The rag pickers and I didn't have much in common, except that my children were ostracised too. The society was full of children, but my children played alone. When in exasperation I asked several other mothers who lived in the apartments around me, they answered sheepishly, but honestly. “You all eat meat, and we are vegetarians.” Apparently eating meat contaminated my children enough that they were unfit playmates.
To say I raged internally against these injustices against my children would be an understatement. There were so many hidden cultural codes: rules for dress, child-rearing, food, friendship, religion, and every aspect of life.
Every culture has norms. I had lived in several countries before, including Uzbekistan. But I had never encountered a country so rigidly divided into hundreds of strata; economic, ethnic, and religious demarcations. The caste system. It permeated everything, explained everything (to those who understood it), but made life in India a complete mystery and frustration for me.
As a foreigner I was caste-less, which was both good and bad. I enjoyed the sense of freedom that comes when my very existence defied categories. It meant the culture really couldn't tell me what to do and that they had no real expectations for me. There were certain excuses made for me, I know, as I blundered about in relating to my neighbours.
I was a complete anomaly in Indian culture. Educated, middle-class women simply didn't have more than two children. I had the ghastly sum of four. And not just four children, but four children, aged five and under. Abortions were the rule of thumb for everyone and was the most used form of birth control in every class. A huge educational campaign had swept the country forty years before, a valiant attempt by the government to control the exploding population. While many middle and upper-class families had responded, the lower classes had not.
Every middle-class mother sent their child to school at two and a half years, I home-schooled all four. Our family must have looked like a clear case of provincialism and pure ignorance. But coupled with my nationality, my speech, our comfortable rental, and the fact that my husband was a lawyer, meant I didn't fit an easy category.

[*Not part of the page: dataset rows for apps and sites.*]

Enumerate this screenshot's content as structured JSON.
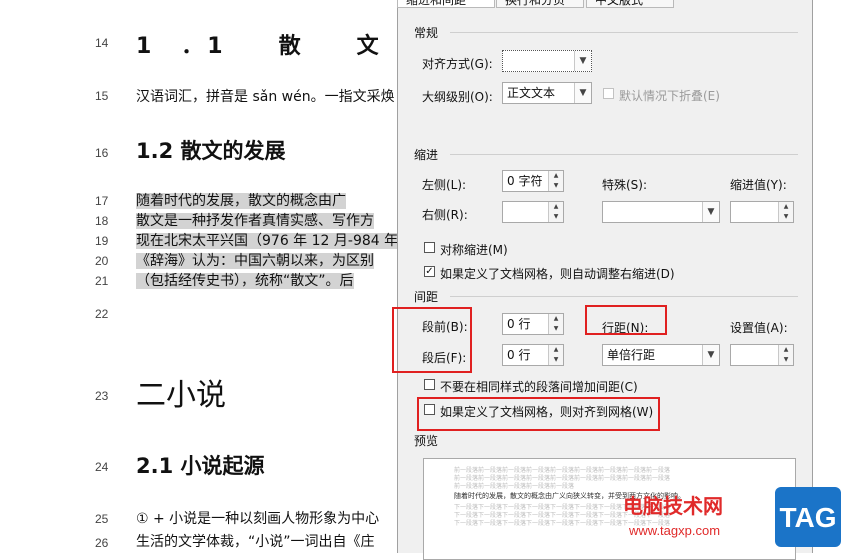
{
  "document": {
    "lines": [
      {
        "num": "14",
        "text": "1　．1　　散　　文",
        "style": "h1"
      },
      {
        "num": "15",
        "text": "汉语词汇，拼音是 sǎn wén。一指文采焕",
        "style": "body"
      },
      {
        "num": "16",
        "text": "1.2 散文的发展",
        "style": "h2"
      },
      {
        "num": "17",
        "text": "随着时代的发展，散文的概念由广",
        "style": "hl"
      },
      {
        "num": "18",
        "text": "散文是一种抒发作者真情实感、写作方",
        "style": "hl"
      },
      {
        "num": "19",
        "text": "现在北宋太平兴国（976 年 12 月-984 年",
        "style": "hl"
      },
      {
        "num": "20",
        "text": "《辞海》认为：中国六朝以来，为区别",
        "style": "hl"
      },
      {
        "num": "21",
        "text": "（包括经传史书），统称“散文”。后",
        "style": "hl"
      },
      {
        "num": "22",
        "text": "",
        "style": "body"
      },
      {
        "num": "23",
        "text": "二小说",
        "style": "big"
      },
      {
        "num": "24",
        "text": "2.1 小说起源",
        "style": "h2"
      },
      {
        "num": "25",
        "text": "① + 小说是一种以刻画人物形象为中心",
        "style": "body"
      },
      {
        "num": "26",
        "text": "生活的文学体裁，“小说”一词出自《庄",
        "style": "body"
      }
    ]
  },
  "dialog": {
    "tabs": [
      "缩进和间距",
      "换行和分页",
      "中文版式"
    ],
    "general": {
      "title": "常规",
      "align_label": "对齐方式(G):",
      "align_value": "",
      "outline_label": "大纲级别(O):",
      "outline_value": "正文文本",
      "collapse_label": "默认情况下折叠(E)"
    },
    "indent": {
      "title": "缩进",
      "left_label": "左侧(L):",
      "left_value": "0 字符",
      "right_label": "右侧(R):",
      "right_value": "",
      "special_label": "特殊(S):",
      "special_value": "",
      "indent_by_label": "缩进值(Y):",
      "indent_by_value": "",
      "mirror_label": "对称缩进(M)",
      "auto_adjust_label": "如果定义了文档网格，则自动调整右缩进(D)",
      "auto_adjust_checked": "✓"
    },
    "spacing": {
      "title": "间距",
      "before_label": "段前(B):",
      "before_value": "0 行",
      "after_label": "段后(F):",
      "after_value": "0 行",
      "line_spacing_label": "行距(N):",
      "line_spacing_value": "单倍行距",
      "at_label": "设置值(A):",
      "at_value": "",
      "no_space_label": "不要在相同样式的段落间增加间距(C)",
      "snap_grid_label": "如果定义了文档网格，则对齐到网格(W)"
    },
    "preview": {
      "title": "预览",
      "main_text": "随着时代的发展，散文的概念由广义向狭义转变，并受到西方文化的影响。"
    }
  },
  "watermark": {
    "site_name": "电脑技术网",
    "url": "www.tagxp.com",
    "logo": "TAG"
  }
}
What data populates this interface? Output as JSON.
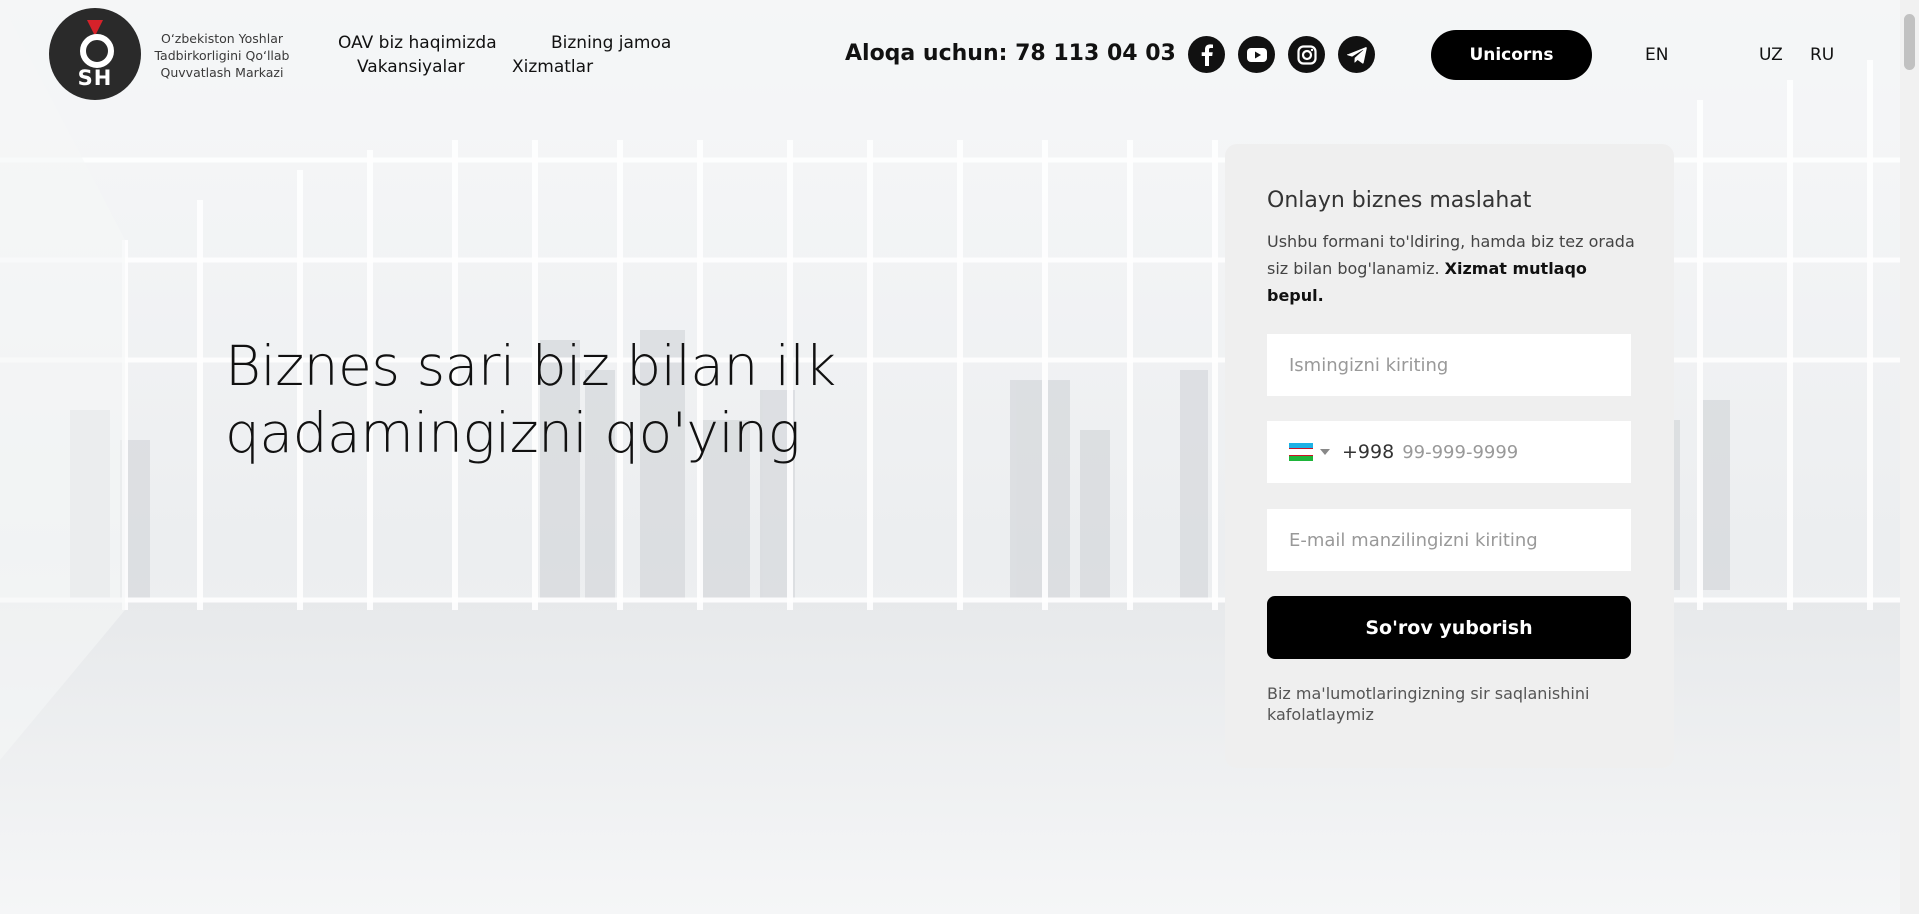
{
  "header": {
    "org_name_lines": [
      "O‘zbekiston Yoshlar",
      "Tadbirkorligini Qo‘llab",
      "Quvvatlash Markazi"
    ],
    "logo_text": "SH",
    "nav": [
      {
        "label": "OAV biz haqimizda"
      },
      {
        "label": "Bizning jamoa"
      },
      {
        "label": "Vakansiyalar"
      },
      {
        "label": "Xizmatlar"
      }
    ],
    "contact": "Aloqa uchun: 78 113 04 03",
    "social": [
      "facebook-icon",
      "youtube-icon",
      "instagram-icon",
      "telegram-icon"
    ],
    "unicorns_label": "Unicorns",
    "languages": [
      "EN",
      "UZ",
      "RU"
    ]
  },
  "hero": {
    "line1": "Biznes sari biz bilan ilk",
    "line2": "qadamingizni qo'ying"
  },
  "form": {
    "title": "Onlayn biznes maslahat",
    "description": "Ushbu formani to'ldiring, hamda biz tez orada siz bilan bog'lanamiz.",
    "description_bold": "Xizmat mutlaqo bepul.",
    "name_placeholder": "Ismingizni kiriting",
    "phone_code": "+998",
    "phone_placeholder": "99-999-9999",
    "email_placeholder": "E-mail manzilingizni kiriting",
    "submit_label": "So'rov yuborish",
    "privacy_note": "Biz ma'lumotlaringizning sir saqlanishini kafolatlaymiz"
  },
  "colors": {
    "primary": "#000000",
    "card_bg": "#efefef",
    "logo_red": "#d6222a",
    "flag_blue": "#1eb1e5",
    "flag_green": "#1eb53a"
  }
}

Categories, hierarchy, judgments. How much of my life has been consumed with finding where I fit in society?
Many years later now, the rag-picking mother is still with me, her face pinched and worn at thirty, watches me. As I think about her children, dead, and mine, living, her ostracism and mine, her house of tin and plastic, mine of stucco and stone, I cannot shut her out. I cannot feed her children, quell her hunger, or deaden her pain. I am helpless in the face of her want and misery. Still, I dare not ignore her. She stays my hand from self-centered extravagance. She entreats me to live openly, generously, and with kindness. She calls me to love the whole of humanity, not just the beautiful, brave, and rich, but the broken and the poor. We are on level ground.